ASSIGNED TASK: The entries below should be copied exactly and completely.

EXERCISE DATA:

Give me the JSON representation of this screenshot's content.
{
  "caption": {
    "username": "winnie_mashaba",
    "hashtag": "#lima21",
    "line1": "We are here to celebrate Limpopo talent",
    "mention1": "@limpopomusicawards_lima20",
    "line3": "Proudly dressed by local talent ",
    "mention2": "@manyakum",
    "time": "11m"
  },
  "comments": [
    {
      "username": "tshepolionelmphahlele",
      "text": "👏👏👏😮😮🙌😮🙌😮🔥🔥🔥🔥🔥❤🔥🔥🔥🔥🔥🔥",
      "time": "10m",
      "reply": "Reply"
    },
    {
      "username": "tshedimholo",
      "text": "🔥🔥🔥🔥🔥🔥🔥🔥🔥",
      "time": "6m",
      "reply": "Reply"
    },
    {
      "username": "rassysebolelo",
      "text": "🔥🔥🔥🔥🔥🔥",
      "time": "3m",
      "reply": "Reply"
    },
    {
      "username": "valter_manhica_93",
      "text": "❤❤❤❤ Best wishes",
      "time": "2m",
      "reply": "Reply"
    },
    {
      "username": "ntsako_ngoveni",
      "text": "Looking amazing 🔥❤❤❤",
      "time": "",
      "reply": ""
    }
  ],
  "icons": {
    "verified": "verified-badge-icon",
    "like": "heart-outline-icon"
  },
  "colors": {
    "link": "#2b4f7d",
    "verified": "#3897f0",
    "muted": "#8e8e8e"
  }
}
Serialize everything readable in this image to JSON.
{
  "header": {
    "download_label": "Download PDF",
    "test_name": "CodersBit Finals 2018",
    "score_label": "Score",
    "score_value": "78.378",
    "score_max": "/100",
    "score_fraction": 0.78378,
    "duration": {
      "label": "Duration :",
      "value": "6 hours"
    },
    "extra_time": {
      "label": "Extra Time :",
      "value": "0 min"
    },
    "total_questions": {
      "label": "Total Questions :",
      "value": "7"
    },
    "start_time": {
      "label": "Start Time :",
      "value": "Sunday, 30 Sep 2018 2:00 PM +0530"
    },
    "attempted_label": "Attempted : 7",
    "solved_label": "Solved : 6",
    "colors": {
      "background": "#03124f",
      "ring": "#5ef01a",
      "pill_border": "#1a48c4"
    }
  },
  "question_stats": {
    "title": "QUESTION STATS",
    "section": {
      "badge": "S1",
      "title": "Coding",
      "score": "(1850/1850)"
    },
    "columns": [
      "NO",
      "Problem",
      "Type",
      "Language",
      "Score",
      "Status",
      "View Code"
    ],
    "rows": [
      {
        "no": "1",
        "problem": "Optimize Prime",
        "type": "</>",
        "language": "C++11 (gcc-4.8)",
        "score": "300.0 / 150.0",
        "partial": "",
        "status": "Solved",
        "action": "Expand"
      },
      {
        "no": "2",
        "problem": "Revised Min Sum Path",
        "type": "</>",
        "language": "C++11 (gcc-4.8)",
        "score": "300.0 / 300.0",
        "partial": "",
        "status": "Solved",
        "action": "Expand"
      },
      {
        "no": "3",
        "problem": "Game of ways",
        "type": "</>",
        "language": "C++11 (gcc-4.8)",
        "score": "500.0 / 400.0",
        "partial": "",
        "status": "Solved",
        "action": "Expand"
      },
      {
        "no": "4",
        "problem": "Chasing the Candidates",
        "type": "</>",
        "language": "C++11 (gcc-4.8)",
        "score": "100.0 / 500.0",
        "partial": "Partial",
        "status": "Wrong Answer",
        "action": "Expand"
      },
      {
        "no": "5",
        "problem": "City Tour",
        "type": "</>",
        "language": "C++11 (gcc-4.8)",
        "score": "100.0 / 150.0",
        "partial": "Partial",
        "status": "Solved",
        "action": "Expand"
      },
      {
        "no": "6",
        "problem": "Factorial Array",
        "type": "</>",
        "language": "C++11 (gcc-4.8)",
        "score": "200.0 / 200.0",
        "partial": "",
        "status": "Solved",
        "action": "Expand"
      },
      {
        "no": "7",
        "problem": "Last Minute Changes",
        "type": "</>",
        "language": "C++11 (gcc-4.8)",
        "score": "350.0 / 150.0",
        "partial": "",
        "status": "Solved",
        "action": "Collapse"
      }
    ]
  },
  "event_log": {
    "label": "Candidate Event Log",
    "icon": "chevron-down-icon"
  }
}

TASK SOLUTION:
Give me the JSON representation of this screenshot's content.
{
  "caption": {
    "username": "winnie_mashaba",
    "hashtag": "#lima21",
    "line1": "We are here to celebrate Limpopo talent",
    "mention1": "@limpopomusicawards_lima20",
    "line3": "Proudly dressed by local talent ",
    "mention2": "@manyakum",
    "time": "11m"
  },
  "comments": [
    {
      "username": "tshepolionelmphahlele",
      "text": "👏👏👏😮😮🙌😮🙌😮🔥🔥🔥🔥🔥❤🔥🔥🔥🔥🔥🔥",
      "time": "10m",
      "reply": "Reply"
    },
    {
      "username": "tshedimholo",
      "text": "🔥🔥🔥🔥🔥🔥🔥🔥🔥",
      "time": "6m",
      "reply": "Reply"
    },
    {
      "username": "rassysebolelo",
      "text": "🔥🔥🔥🔥🔥🔥",
      "time": "3m",
      "reply": "Reply"
    },
    {
      "username": "valter_manhica_93",
      "text": "❤❤❤❤ Best wishes",
      "time": "2m",
      "reply": "Reply"
    },
    {
      "username": "ntsako_ngoveni",
      "text": "Looking amazing 🔥❤❤❤",
      "time": "",
      "reply": ""
    }
  ],
  "icons": {
    "verified": "verified-badge-icon",
    "like": "heart-outline-icon"
  },
  "colors": {
    "link": "#2b4f7d",
    "verified": "#3897f0",
    "muted": "#8e8e8e"
  }
}
Serialize everything readable in this image to JSON.
{
  "header": {
    "download_label": "Download PDF",
    "test_name": "CodersBit Finals 2018",
    "score_label": "Score",
    "score_value": "78.378",
    "score_max": "/100",
    "score_fraction": 0.78378,
    "duration": {
      "label": "Duration :",
      "value": "6 hours"
    },
    "extra_time": {
      "label": "Extra Time :",
      "value": "0 min"
    },
    "total_questions": {
      "label": "Total Questions :",
      "value": "7"
    },
    "start_time": {
      "label": "Start Time :",
      "value": "Sunday, 30 Sep 2018 2:00 PM +0530"
    },
    "attempted_label": "Attempted : 7",
    "solved_label": "Solved : 6",
    "colors": {
      "background": "#03124f",
      "ring": "#5ef01a",
      "pill_border": "#1a48c4"
    }
  },
  "question_stats": {
    "title": "QUESTION STATS",
    "section": {
      "badge": "S1",
      "title": "Coding",
      "score": "(1850/1850)"
    },
    "columns": [
      "NO",
      "Problem",
      "Type",
      "Language",
      "Score",
      "Status",
      "View Code"
    ],
    "rows": [
      {
        "no": "1",
        "problem": "Optimize Prime",
        "type": "</>",
        "language": "C++11 (gcc-4.8)",
        "score": "300.0 / 150.0",
        "partial": "",
        "status": "Solved",
        "action": "Expand"
      },
      {
        "no": "2",
        "problem": "Revised Min Sum Path",
        "type": "</>",
        "language": "C++11 (gcc-4.8)",
        "score": "300.0 / 300.0",
        "partial": "",
        "status": "Solved",
        "action": "Expand"
      },
      {
        "no": "3",
        "problem": "Game of ways",
        "type": "</>",
        "language": "C++11 (gcc-4.8)",
        "score": "500.0 / 400.0",
        "partial": "",
        "status": "Solved",
        "action": "Expand"
      },
      {
        "no": "4",
        "problem": "Chasing the Candidates",
        "type": "</>",
        "language": "C++11 (gcc-4.8)",
        "score": "100.0 / 500.0",
        "partial": "Partial",
        "status": "Wrong Answer",
        "action": "Expand"
      },
      {
        "no": "5",
        "problem": "City Tour",
        "type": "</>",
        "language": "C++11 (gcc-4.8)",
        "score": "100.0 / 150.0",
        "partial": "Partial",
        "status": "Solved",
        "action": "Expand"
      },
      {
        "no": "6",
        "problem": "Factorial Array",
        "type": "</>",
        "language": "C++11 (gcc-4.8)",
        "score": "200.0 / 200.0",
        "partial": "",
        "status": "Solved",
        "action": "Expand"
      },
      {
        "no": "7",
        "problem": "Last Minute Changes",
        "type": "</>",
        "language": "C++11 (gcc-4.8)",
        "score": "350.0 / 150.0",
        "partial": "",
        "status": "Solved",
        "action": "Collapse"
      }
    ]
  },
  "event_log": {
    "label": "Candidate Event Log",
    "icon": "chevron-down-icon"
  }
}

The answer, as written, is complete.